Childrearing Practices and Child Health among the Hmong in Australia: Implications for Health Services Academic Article uri icon

abstract

  • This study of cultural beliefs and practices related to childrearing and child health among the Hmong in Melbourne, Australia, used in-depth interviews and participant observation of 27 Hmong mothers and some Hmong traditional healers between 1993 and 1998. Traditional Hmong beliefs and practices include: taking notice of the birth date and time, placing a silver necklace on the newborn, not praising the newborn, not taking the infant out during the first 30 days, breastfeeding, the infant's sharing a bed with the parents, and a soul-calling ceremony on the third day after birth. All Hmong mothers follow cultural beliefs and practices to prevent the ill-health or death of their newborn infants, but some aspects of these practices have had to be modified to suit the new living environment in Australia. Health care professionals need to acknowledge the different ways of caring for a young child among the Hmong so as to avoid misunderstandings and to provide sensitive care.

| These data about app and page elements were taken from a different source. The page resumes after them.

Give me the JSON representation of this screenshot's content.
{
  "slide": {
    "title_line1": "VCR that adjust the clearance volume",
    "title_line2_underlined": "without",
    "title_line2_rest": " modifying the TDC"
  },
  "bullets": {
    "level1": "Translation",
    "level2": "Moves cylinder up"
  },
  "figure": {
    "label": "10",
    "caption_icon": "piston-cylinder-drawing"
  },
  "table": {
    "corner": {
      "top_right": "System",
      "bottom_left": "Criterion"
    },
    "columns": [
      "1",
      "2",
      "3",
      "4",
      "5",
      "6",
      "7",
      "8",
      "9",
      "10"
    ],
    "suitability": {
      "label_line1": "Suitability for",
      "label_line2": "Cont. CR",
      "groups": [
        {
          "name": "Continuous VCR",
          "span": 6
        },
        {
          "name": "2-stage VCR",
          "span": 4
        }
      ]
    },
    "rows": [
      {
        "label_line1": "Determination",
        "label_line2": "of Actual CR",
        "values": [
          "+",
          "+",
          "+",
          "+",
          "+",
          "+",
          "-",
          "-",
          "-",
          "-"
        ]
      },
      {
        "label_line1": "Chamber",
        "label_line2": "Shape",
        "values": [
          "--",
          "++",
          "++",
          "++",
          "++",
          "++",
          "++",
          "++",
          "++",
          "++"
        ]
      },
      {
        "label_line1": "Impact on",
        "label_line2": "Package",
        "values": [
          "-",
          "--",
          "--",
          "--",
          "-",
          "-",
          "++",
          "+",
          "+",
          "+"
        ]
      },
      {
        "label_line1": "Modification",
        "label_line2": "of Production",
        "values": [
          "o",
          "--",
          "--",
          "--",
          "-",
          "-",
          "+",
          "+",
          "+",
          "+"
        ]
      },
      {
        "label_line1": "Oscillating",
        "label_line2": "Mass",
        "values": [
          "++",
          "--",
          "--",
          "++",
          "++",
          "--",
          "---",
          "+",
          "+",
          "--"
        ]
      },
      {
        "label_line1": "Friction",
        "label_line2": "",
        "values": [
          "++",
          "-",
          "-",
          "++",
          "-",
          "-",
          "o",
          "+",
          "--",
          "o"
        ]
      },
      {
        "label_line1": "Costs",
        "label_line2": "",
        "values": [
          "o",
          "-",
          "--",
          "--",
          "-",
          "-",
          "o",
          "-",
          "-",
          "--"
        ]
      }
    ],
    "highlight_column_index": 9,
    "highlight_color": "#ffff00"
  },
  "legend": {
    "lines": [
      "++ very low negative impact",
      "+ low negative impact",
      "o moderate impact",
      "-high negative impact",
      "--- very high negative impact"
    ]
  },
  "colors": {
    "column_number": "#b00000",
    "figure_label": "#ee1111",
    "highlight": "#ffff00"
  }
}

Hmong beliefs and practices also have implications for health promotion campaigns and can be a valuable source of ideas in the efforts to promote infant health and reduce infant deaths in Australia and elsewhere.

publication date

  • October 2002